_Work to be completed_. Each entry in the listing must be set down again word for word.

_Provided data_.
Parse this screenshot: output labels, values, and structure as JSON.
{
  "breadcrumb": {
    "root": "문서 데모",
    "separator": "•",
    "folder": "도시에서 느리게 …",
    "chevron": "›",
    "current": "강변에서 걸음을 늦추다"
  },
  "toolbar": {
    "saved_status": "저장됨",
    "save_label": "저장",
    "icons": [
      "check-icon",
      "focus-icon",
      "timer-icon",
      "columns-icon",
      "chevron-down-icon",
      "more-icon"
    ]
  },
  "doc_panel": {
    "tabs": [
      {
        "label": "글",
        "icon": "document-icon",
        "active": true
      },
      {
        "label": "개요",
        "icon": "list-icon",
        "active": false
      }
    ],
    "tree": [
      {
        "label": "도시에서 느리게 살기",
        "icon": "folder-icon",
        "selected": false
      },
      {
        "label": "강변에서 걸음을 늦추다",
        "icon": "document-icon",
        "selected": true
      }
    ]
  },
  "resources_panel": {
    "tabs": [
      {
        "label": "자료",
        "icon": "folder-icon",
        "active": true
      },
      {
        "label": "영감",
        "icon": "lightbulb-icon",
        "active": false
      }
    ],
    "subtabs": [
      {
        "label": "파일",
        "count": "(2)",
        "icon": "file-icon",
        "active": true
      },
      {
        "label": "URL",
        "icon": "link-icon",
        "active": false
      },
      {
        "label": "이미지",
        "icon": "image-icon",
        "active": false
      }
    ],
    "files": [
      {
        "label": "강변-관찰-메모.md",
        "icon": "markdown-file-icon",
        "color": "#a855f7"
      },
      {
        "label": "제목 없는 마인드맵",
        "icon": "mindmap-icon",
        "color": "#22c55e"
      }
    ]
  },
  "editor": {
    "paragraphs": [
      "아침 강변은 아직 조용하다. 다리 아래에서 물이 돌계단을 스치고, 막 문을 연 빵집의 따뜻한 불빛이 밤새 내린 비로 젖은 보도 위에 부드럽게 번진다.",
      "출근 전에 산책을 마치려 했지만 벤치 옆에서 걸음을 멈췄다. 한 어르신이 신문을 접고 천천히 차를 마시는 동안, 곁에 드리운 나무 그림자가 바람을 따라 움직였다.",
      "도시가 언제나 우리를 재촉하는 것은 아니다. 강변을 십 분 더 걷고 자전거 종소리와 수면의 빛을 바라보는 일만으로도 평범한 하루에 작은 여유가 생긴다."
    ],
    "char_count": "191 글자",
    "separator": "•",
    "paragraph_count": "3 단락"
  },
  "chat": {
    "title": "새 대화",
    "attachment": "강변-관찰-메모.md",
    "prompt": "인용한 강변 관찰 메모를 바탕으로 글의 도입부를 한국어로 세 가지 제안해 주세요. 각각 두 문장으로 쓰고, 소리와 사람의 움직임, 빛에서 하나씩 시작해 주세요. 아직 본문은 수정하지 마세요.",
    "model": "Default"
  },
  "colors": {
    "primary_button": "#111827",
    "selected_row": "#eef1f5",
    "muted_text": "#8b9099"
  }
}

_Response box_.
Parse this screenshot: output labels, values, and structure as JSON.
{
  "breadcrumb": {
    "root": "문서 데모",
    "separator": "•",
    "folder": "도시에서 느리게 …",
    "chevron": "›",
    "current": "강변에서 걸음을 늦추다"
  },
  "toolbar": {
    "saved_status": "저장됨",
    "save_label": "저장",
    "icons": [
      "check-icon",
      "focus-icon",
      "timer-icon",
      "columns-icon",
      "chevron-down-icon",
      "more-icon"
    ]
  },
  "doc_panel": {
    "tabs": [
      {
        "label": "글",
        "icon": "document-icon",
        "active": true
      },
      {
        "label": "개요",
        "icon": "list-icon",
        "active": false
      }
    ],
    "tree": [
      {
        "label": "도시에서 느리게 살기",
        "icon": "folder-icon",
        "selected": false
      },
      {
        "label": "강변에서 걸음을 늦추다",
        "icon": "document-icon",
        "selected": true
      }
    ]
  },
  "resources_panel": {
    "tabs": [
      {
        "label": "자료",
        "icon": "folder-icon",
        "active": true
      },
      {
        "label": "영감",
        "icon": "lightbulb-icon",
        "active": false
      }
    ],
    "subtabs": [
      {
        "label": "파일",
        "count": "(2)",
        "icon": "file-icon",
        "active": true
      },
      {
        "label": "URL",
        "icon": "link-icon",
        "active": false
      },
      {
        "label": "이미지",
        "icon": "image-icon",
        "active": false
      }
    ],
    "files": [
      {
        "label": "강변-관찰-메모.md",
        "icon": "markdown-file-icon",
        "color": "#a855f7"
      },
      {
        "label": "제목 없는 마인드맵",
        "icon": "mindmap-icon",
        "color": "#22c55e"
      }
    ]
  },
  "editor": {
    "paragraphs": [
      "아침 강변은 아직 조용하다. 다리 아래에서 물이 돌계단을 스치고, 막 문을 연 빵집의 따뜻한 불빛이 밤새 내린 비로 젖은 보도 위에 부드럽게 번진다.",
      "출근 전에 산책을 마치려 했지만 벤치 옆에서 걸음을 멈췄다. 한 어르신이 신문을 접고 천천히 차를 마시는 동안, 곁에 드리운 나무 그림자가 바람을 따라 움직였다.",
      "도시가 언제나 우리를 재촉하는 것은 아니다. 강변을 십 분 더 걷고 자전거 종소리와 수면의 빛을 바라보는 일만으로도 평범한 하루에 작은 여유가 생긴다."
    ],
    "char_count": "191 글자",
    "separator": "•",
    "paragraph_count": "3 단락"
  },
  "chat": {
    "title": "새 대화",
    "attachment": "강변-관찰-메모.md",
    "prompt": "인용한 강변 관찰 메모를 바탕으로 글의 도입부를 한국어로 세 가지 제안해 주세요. 각각 두 문장으로 쓰고, 소리와 사람의 움직임, 빛에서 하나씩 시작해 주세요. 아직 본문은 수정하지 마세요.",
    "model": "Default"
  },
  "colors": {
    "primary_button": "#111827",
    "selected_row": "#eef1f5",
    "muted_text": "#8b9099"
  }
}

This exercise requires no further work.